Friday, May 15, 2009

Phyein: to produce, cause to grow, bring forth; Physis: nature

Greetings, fans of etymology and classical word origins! I have been discussing root words for the past three or so months that are particularly pertinent not only to those studying SAT and GRE vocabulary words, but also those who are interested in learning medical vocabulary. Thank you for reading my last post containing medical vocabulary from the Greek root word -itis--inflammation, disease. I have decided that this post will focus on the SAT, GRE, and infrastructural words whose word origins are common to the word physician and the science physics, that is, the following Greek root words:

Phyein: to produce, cause to grow, bring forth
Physis: nature (physi-, physio-)

Let's first take a look at some of the more common English vocabulary words that derive from this important Greek root word. Etymologically, a physician is a ‘doctor of the natural world;’ the meaning has now shifted to ‘doctor of medicine,’ although a physician surely does care for one’s ‘physical,’ or ‘natural’ body. Note that the other root word in the word physician is the suffix -ician, which came through Old French, and denotes a practitioner in a certain field, and has given the English language such words as beautician, mortician, magician, optician, electrician, rhetorician, tactician, and arithmetician. Of course, as mentioned, one's physical body is the body that nature has given one, that is, one's natural self made out of the elements that arise from nature; we are all organic organisms, based upon the element carbon, a molecule that arises from the natural world.
Some fun SAT vocabulary words come from this Greek root word as well. One, seemingly improbable, is the word origin for "imp." An "imp" is a little prankster, rascal, or mischievous child (or little demon or devil), which derives via the Greek emphyein, ‘to implant, graft;’ one ‘grafts’ young shoots, which later became extended to ‘small children,’ especially ‘mischievous’ ones; impishness is always to be relished in the telling of tales, such as Edgar Allan Poe's The Imp of the Perverse. More straightforward English SAT vocabulary include physique (the body that nature has given one, and that one cultivates via eating habits and how one cares for one's body), and numerous types of physics, or that science that deals with the laws of the natural world, such as particle physics and nuclear physics. Physical science covers natural science and the science of non-living systems, in comparison to sciences such as biology, which studies living systems.
Some interesting GRE-level vocabulary also has been produced from this root, such as the English word metaphysics, pertaining to the study of that which has its being ‘beyond the natural’ world. Metaphysics properly lies within the realm of philosophy, and deals with such subjects as eschatology (the study of what happens after death), ontology (the study of being), teleology (the study of ends), cosmology, and consciousness (although this discipline has been attracting physicists in increasing numbers), to name a very few. Metaphysicians are those philosophers who deal with the intangible, the noumenal, the transcendent, the ineffable nondual, the inherent mind of the Universe. Note that the prefix meta-: after, change, beyond, beside, thoroughly, is the word origin of such diverse vocabulary as metacognition, metaphor, metabolize, and metastasize. One's physiognomy (via the Greek root word gnomon (Gr.)—judge, interpreter) is one's countenance, or one's face as it indicates one's character, that is, the "natural judge" of who one truly is. On the other hand, one's physiological state is one's natural or bodily state at any given moment, that is, the state pertaining to the normal functioning of an organism vis a vis its body. Hence, physiology is the medical and scientific study of all the natural functions of the physical body, as well as the chemical processes that occur with it. Therefore a physiologist is a specialist in the organic functions of living organisms.

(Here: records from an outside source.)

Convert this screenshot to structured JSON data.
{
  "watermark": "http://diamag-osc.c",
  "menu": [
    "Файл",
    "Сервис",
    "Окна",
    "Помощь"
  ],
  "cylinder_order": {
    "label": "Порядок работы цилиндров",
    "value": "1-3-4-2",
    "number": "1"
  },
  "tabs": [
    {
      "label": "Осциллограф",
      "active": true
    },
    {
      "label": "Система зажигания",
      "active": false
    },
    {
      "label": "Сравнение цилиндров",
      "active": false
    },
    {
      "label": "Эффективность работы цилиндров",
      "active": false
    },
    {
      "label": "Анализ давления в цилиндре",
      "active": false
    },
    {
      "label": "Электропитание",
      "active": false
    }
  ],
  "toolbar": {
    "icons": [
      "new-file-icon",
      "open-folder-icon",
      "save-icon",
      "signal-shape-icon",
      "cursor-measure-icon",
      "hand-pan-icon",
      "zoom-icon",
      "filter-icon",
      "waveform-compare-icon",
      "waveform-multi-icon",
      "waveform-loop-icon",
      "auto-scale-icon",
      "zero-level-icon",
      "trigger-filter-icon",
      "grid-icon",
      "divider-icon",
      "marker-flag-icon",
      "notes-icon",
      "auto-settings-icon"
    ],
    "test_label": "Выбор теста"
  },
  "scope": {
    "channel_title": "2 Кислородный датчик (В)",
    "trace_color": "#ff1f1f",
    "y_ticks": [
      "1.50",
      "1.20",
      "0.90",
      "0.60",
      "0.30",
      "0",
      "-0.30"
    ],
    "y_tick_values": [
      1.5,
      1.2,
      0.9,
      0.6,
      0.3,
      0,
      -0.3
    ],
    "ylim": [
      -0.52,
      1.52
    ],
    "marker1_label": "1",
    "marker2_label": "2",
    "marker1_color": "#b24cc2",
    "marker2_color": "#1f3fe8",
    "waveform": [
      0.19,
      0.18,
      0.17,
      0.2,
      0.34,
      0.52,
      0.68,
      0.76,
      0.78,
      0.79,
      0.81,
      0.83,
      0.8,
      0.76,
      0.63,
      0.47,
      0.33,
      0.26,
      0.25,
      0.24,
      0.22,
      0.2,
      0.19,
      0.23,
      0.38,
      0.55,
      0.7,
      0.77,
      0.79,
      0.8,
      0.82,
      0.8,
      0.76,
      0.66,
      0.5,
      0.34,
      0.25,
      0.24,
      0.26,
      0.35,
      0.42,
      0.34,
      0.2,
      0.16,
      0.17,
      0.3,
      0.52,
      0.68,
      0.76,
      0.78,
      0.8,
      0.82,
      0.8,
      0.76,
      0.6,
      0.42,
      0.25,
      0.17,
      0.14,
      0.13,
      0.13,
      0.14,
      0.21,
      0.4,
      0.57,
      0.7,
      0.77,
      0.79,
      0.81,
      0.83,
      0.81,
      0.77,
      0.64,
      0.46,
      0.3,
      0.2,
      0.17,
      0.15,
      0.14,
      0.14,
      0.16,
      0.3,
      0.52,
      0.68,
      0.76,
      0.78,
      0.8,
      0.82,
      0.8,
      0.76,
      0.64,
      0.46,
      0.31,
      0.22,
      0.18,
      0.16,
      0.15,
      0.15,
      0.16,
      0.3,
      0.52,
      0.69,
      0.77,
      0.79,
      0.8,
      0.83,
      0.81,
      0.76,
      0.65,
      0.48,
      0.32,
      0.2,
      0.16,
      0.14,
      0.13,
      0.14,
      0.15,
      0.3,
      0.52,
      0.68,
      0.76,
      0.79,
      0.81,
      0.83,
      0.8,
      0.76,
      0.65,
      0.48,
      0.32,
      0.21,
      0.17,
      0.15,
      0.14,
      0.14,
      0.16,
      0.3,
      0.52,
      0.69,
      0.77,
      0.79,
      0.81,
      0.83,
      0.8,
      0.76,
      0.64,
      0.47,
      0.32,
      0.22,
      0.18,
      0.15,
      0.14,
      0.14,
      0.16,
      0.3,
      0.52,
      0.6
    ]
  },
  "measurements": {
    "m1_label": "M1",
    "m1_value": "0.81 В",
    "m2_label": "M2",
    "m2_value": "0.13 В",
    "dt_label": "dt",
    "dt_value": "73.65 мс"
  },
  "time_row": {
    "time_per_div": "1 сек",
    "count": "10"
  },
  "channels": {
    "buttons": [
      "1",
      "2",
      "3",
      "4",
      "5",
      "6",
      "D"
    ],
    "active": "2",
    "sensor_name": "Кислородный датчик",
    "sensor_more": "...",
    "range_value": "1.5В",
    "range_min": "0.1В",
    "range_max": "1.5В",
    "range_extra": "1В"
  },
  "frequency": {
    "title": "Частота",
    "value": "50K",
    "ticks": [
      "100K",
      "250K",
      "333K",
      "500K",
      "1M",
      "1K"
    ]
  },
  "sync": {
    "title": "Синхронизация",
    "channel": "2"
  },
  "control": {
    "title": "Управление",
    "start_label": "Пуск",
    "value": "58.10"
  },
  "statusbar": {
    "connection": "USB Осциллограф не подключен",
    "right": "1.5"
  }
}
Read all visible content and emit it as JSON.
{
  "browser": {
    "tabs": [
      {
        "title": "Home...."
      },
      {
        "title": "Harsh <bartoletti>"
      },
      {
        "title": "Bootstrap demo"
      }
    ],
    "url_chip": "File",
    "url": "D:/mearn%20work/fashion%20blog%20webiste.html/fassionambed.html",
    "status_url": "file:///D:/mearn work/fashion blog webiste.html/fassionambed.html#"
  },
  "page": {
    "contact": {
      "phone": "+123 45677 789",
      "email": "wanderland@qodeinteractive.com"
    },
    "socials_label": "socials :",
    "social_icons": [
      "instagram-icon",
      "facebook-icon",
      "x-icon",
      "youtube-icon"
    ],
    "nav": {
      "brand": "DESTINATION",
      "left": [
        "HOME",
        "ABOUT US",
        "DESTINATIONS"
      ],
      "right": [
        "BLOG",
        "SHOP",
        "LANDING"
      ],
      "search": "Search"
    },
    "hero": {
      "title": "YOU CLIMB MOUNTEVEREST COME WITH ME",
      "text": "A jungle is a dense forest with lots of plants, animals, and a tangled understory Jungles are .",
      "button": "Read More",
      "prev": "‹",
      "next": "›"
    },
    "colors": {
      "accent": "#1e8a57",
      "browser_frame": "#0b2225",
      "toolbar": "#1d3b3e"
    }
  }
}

Next week I will focus on English vocabulary words from the root word physis that form professional vocabulary, especially in the fields of medicine and philosophy.

Interested in the power of classical word origins? In Greek and Latin roots as the linguistic core of English vocabulary words? In more SAT, GRE, and medical vocabulary that comes from such subsidiary root words discussed above, such as meta and gnomon? All of the word roots mentioned in all my etymology blog posts are fully augmented in the most comprehensive Greek and Latin roots dictionary available today; a Greek and Latin roots poster is also available, which beautifully illustrates not only the sheer power of Greek and Latin roots as they form the very semantic and morphemic structure of the English language, but also contains a prolific number of GRE and SAT vocabulary words, including a vast host of medical vocabulary. Check out for more information.  Or, if you're looking to learn vocabulary for the SAT or GRE verbal section, check out, where vocabulary is taught to you via an Adaptive Reinforcement Engine in a fun and engaging way which at the same time enhances your memory.